EXTRACTED RECORDS >>
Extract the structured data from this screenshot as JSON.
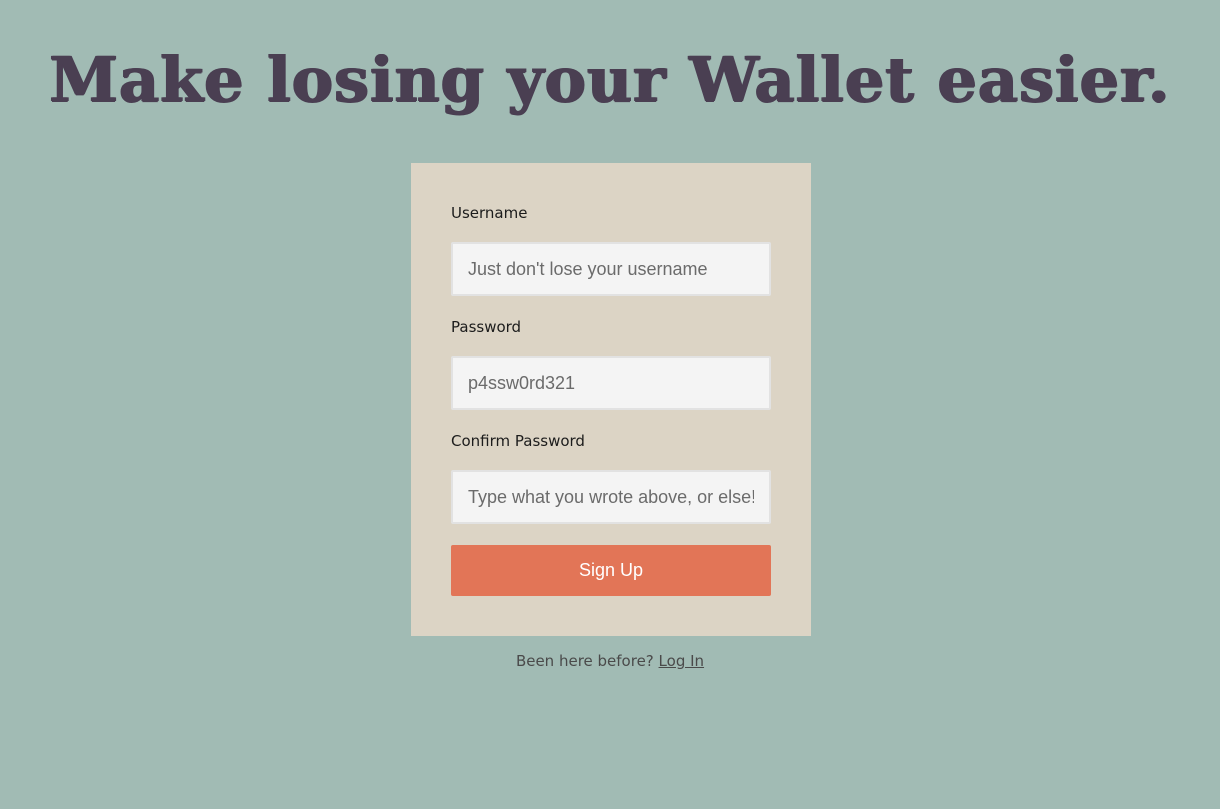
{
  "header": {
    "title": "Make losing your Wallet easier."
  },
  "form": {
    "username": {
      "label": "Username",
      "placeholder": "Just don't lose your username"
    },
    "password": {
      "label": "Password",
      "placeholder": "p4ssw0rd321"
    },
    "confirm_password": {
      "label": "Confirm Password",
      "placeholder": "Type what you wrote above, or else!"
    },
    "submit_label": "Sign Up"
  },
  "footer": {
    "prompt": "Been here before?",
    "login_label": "Log In"
  },
  "colors": {
    "background": "#a1bbb4",
    "card": "#dcd4c5",
    "title": "#4a3f52",
    "button": "#e27557"
  }
}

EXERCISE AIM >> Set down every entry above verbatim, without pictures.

ANSWER TO THE EXERCISE >>
Extract the structured data from this screenshot as JSON.
{
  "header": {
    "title": "Make losing your Wallet easier."
  },
  "form": {
    "username": {
      "label": "Username",
      "placeholder": "Just don't lose your username"
    },
    "password": {
      "label": "Password",
      "placeholder": "p4ssw0rd321"
    },
    "confirm_password": {
      "label": "Confirm Password",
      "placeholder": "Type what you wrote above, or else!"
    },
    "submit_label": "Sign Up"
  },
  "footer": {
    "prompt": "Been here before?",
    "login_label": "Log In"
  },
  "colors": {
    "background": "#a1bbb4",
    "card": "#dcd4c5",
    "title": "#4a3f52",
    "button": "#e27557"
  }
}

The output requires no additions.